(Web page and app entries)
"""

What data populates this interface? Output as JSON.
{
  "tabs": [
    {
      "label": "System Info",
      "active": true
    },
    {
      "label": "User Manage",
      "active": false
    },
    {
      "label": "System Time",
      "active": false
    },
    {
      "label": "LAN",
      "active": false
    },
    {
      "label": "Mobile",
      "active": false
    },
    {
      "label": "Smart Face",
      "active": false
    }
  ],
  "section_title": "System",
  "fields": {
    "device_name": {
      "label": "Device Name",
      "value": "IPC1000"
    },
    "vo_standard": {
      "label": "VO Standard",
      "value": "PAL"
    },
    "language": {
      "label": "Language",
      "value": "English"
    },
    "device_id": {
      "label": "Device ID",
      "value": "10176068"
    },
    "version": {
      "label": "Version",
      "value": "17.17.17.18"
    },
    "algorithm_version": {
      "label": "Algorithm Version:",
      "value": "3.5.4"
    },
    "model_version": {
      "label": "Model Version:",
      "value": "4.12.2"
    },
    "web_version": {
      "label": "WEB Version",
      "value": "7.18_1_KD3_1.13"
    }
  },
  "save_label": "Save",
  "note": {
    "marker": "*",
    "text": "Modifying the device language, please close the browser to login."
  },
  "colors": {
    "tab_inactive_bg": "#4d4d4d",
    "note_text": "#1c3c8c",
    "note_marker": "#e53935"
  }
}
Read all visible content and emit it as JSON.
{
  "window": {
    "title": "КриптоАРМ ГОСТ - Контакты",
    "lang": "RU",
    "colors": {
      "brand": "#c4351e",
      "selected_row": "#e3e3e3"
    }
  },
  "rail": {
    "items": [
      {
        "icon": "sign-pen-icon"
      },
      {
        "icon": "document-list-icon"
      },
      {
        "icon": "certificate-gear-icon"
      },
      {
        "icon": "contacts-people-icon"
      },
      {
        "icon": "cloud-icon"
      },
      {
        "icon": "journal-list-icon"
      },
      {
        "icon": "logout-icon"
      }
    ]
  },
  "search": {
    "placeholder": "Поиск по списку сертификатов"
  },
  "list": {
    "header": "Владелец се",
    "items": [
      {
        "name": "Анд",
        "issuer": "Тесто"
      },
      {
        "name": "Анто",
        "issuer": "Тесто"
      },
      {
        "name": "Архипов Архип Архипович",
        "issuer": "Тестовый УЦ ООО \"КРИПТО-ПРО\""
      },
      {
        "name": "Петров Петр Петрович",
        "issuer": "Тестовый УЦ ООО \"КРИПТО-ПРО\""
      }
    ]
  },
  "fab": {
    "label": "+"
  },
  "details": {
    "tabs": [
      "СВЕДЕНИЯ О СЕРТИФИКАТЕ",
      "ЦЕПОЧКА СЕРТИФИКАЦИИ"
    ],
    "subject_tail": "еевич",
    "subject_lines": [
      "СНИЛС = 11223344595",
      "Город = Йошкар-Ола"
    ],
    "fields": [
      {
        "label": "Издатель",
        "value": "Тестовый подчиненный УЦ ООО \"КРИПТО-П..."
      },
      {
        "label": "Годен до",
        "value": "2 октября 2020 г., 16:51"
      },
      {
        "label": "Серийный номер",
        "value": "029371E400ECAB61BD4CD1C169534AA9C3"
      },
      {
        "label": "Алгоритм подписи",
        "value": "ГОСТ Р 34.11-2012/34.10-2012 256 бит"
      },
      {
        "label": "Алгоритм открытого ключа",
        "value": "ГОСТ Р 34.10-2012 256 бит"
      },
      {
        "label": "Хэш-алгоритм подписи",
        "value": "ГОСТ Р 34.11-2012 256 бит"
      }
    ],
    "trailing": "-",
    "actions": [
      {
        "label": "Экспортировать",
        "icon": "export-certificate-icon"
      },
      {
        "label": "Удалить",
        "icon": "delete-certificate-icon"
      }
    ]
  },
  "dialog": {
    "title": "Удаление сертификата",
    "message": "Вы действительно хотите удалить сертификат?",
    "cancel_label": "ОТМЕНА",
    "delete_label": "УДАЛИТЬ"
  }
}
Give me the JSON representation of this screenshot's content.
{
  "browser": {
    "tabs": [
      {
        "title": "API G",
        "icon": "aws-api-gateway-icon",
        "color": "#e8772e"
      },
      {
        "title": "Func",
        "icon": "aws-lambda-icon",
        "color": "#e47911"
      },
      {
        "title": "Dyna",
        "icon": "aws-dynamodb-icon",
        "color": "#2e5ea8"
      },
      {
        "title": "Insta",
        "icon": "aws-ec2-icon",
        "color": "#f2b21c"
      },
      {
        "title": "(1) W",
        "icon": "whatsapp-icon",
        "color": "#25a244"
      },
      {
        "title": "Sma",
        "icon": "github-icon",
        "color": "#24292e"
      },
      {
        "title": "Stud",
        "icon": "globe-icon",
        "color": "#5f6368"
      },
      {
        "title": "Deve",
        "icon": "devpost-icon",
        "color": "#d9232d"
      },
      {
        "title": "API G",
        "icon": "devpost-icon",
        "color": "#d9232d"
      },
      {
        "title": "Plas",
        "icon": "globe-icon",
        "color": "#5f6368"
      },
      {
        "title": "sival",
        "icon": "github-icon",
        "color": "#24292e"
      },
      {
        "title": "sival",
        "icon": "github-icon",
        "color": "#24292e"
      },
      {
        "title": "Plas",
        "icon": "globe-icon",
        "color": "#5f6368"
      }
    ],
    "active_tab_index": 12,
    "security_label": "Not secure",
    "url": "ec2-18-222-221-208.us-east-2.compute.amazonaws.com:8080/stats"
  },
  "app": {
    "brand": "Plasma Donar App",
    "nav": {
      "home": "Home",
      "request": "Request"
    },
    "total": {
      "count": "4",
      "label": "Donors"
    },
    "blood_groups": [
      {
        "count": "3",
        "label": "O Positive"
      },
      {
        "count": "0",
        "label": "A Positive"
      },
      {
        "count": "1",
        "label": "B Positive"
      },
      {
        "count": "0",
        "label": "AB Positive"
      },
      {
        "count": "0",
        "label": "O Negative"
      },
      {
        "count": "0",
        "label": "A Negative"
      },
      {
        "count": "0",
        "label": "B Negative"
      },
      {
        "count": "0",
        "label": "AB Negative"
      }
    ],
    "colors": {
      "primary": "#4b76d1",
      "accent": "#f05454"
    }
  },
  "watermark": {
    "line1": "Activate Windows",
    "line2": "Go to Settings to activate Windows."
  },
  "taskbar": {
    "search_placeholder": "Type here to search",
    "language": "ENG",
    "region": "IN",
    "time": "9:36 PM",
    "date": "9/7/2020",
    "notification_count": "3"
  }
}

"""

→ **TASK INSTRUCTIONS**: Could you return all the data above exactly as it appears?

→ **EXPECTED OUTPUT**:
What data populates this interface? Output as JSON.
{
  "tabs": [
    {
      "label": "System Info",
      "active": true
    },
    {
      "label": "User Manage",
      "active": false
    },
    {
      "label": "System Time",
      "active": false
    },
    {
      "label": "LAN",
      "active": false
    },
    {
      "label": "Mobile",
      "active": false
    },
    {
      "label": "Smart Face",
      "active": false
    }
  ],
  "section_title": "System",
  "fields": {
    "device_name": {
      "label": "Device Name",
      "value": "IPC1000"
    },
    "vo_standard": {
      "label": "VO Standard",
      "value": "PAL"
    },
    "language": {
      "label": "Language",
      "value": "English"
    },
    "device_id": {
      "label": "Device ID",
      "value": "10176068"
    },
    "version": {
      "label": "Version",
      "value": "17.17.17.18"
    },
    "algorithm_version": {
      "label": "Algorithm Version:",
      "value": "3.5.4"
    },
    "model_version": {
      "label": "Model Version:",
      "value": "4.12.2"
    },
    "web_version": {
      "label": "WEB Version",
      "value": "7.18_1_KD3_1.13"
    }
  },
  "save_label": "Save",
  "note": {
    "marker": "*",
    "text": "Modifying the device language, please close the browser to login."
  },
  "colors": {
    "tab_inactive_bg": "#4d4d4d",
    "note_text": "#1c3c8c",
    "note_marker": "#e53935"
  }
}
Read all visible content and emit it as JSON.
{
  "window": {
    "title": "КриптоАРМ ГОСТ - Контакты",
    "lang": "RU",
    "colors": {
      "brand": "#c4351e",
      "selected_row": "#e3e3e3"
    }
  },
  "rail": {
    "items": [
      {
        "icon": "sign-pen-icon"
      },
      {
        "icon": "document-list-icon"
      },
      {
        "icon": "certificate-gear-icon"
      },
      {
        "icon": "contacts-people-icon"
      },
      {
        "icon": "cloud-icon"
      },
      {
        "icon": "journal-list-icon"
      },
      {
        "icon": "logout-icon"
      }
    ]
  },
  "search": {
    "placeholder": "Поиск по списку сертификатов"
  },
  "list": {
    "header": "Владелец се",
    "items": [
      {
        "name": "Анд",
        "issuer": "Тесто"
      },
      {
        "name": "Анто",
        "issuer": "Тесто"
      },
      {
        "name": "Архипов Архип Архипович",
        "issuer": "Тестовый УЦ ООО \"КРИПТО-ПРО\""
      },
      {
        "name": "Петров Петр Петрович",
        "issuer": "Тестовый УЦ ООО \"КРИПТО-ПРО\""
      }
    ]
  },
  "fab": {
    "label": "+"
  },
  "details": {
    "tabs": [
      "СВЕДЕНИЯ О СЕРТИФИКАТЕ",
      "ЦЕПОЧКА СЕРТИФИКАЦИИ"
    ],
    "subject_tail": "еевич",
    "subject_lines": [
      "СНИЛС = 11223344595",
      "Город = Йошкар-Ола"
    ],
    "fields": [
      {
        "label": "Издатель",
        "value": "Тестовый подчиненный УЦ ООО \"КРИПТО-П..."
      },
      {
        "label": "Годен до",
        "value": "2 октября 2020 г., 16:51"
      },
      {
        "label": "Серийный номер",
        "value": "029371E400ECAB61BD4CD1C169534AA9C3"
      },
      {
        "label": "Алгоритм подписи",
        "value": "ГОСТ Р 34.11-2012/34.10-2012 256 бит"
      },
      {
        "label": "Алгоритм открытого ключа",
        "value": "ГОСТ Р 34.10-2012 256 бит"
      },
      {
        "label": "Хэш-алгоритм подписи",
        "value": "ГОСТ Р 34.11-2012 256 бит"
      }
    ],
    "trailing": "-",
    "actions": [
      {
        "label": "Экспортировать",
        "icon": "export-certificate-icon"
      },
      {
        "label": "Удалить",
        "icon": "delete-certificate-icon"
      }
    ]
  },
  "dialog": {
    "title": "Удаление сертификата",
    "message": "Вы действительно хотите удалить сертификат?",
    "cancel_label": "ОТМЕНА",
    "delete_label": "УДАЛИТЬ"
  }
}
Give me the JSON representation of this screenshot's content.
{
  "browser": {
    "tabs": [
      {
        "title": "API G",
        "icon": "aws-api-gateway-icon",
        "color": "#e8772e"
      },
      {
        "title": "Func",
        "icon": "aws-lambda-icon",
        "color": "#e47911"
      },
      {
        "title": "Dyna",
        "icon": "aws-dynamodb-icon",
        "color": "#2e5ea8"
      },
      {
        "title": "Insta",
        "icon": "aws-ec2-icon",
        "color": "#f2b21c"
      },
      {
        "title": "(1) W",
        "icon": "whatsapp-icon",
        "color": "#25a244"
      },
      {
        "title": "Sma",
        "icon": "github-icon",
        "color": "#24292e"
      },
      {
        "title": "Stud",
        "icon": "globe-icon",
        "color": "#5f6368"
      },
      {
        "title": "Deve",
        "icon": "devpost-icon",
        "color": "#d9232d"
      },
      {
        "title": "API G",
        "icon": "devpost-icon",
        "color": "#d9232d"
      },
      {
        "title": "Plas",
        "icon": "globe-icon",
        "color": "#5f6368"
      },
      {
        "title": "sival",
        "icon": "github-icon",
        "color": "#24292e"
      },
      {
        "title": "sival",
        "icon": "github-icon",
        "color": "#24292e"
      },
      {
        "title": "Plas",
        "icon": "globe-icon",
        "color": "#5f6368"
      }
    ],
    "active_tab_index": 12,
    "security_label": "Not secure",
    "url": "ec2-18-222-221-208.us-east-2.compute.amazonaws.com:8080/stats"
  },
  "app": {
    "brand": "Plasma Donar App",
    "nav": {
      "home": "Home",
      "request": "Request"
    },
    "total": {
      "count": "4",
      "label": "Donors"
    },
    "blood_groups": [
      {
        "count": "3",
        "label": "O Positive"
      },
      {
        "count": "0",
        "label": "A Positive"
      },
      {
        "count": "1",
        "label": "B Positive"
      },
      {
        "count": "0",
        "label": "AB Positive"
      },
      {
        "count": "0",
        "label": "O Negative"
      },
      {
        "count": "0",
        "label": "A Negative"
      },
      {
        "count": "0",
        "label": "B Negative"
      },
      {
        "count": "0",
        "label": "AB Negative"
      }
    ],
    "colors": {
      "primary": "#4b76d1",
      "accent": "#f05454"
    }
  },
  "watermark": {
    "line1": "Activate Windows",
    "line2": "Go to Settings to activate Windows."
  },
  "taskbar": {
    "search_placeholder": "Type here to search",
    "language": "ENG",
    "region": "IN",
    "time": "9:36 PM",
    "date": "9/7/2020",
    "notification_count": "3"
  }
}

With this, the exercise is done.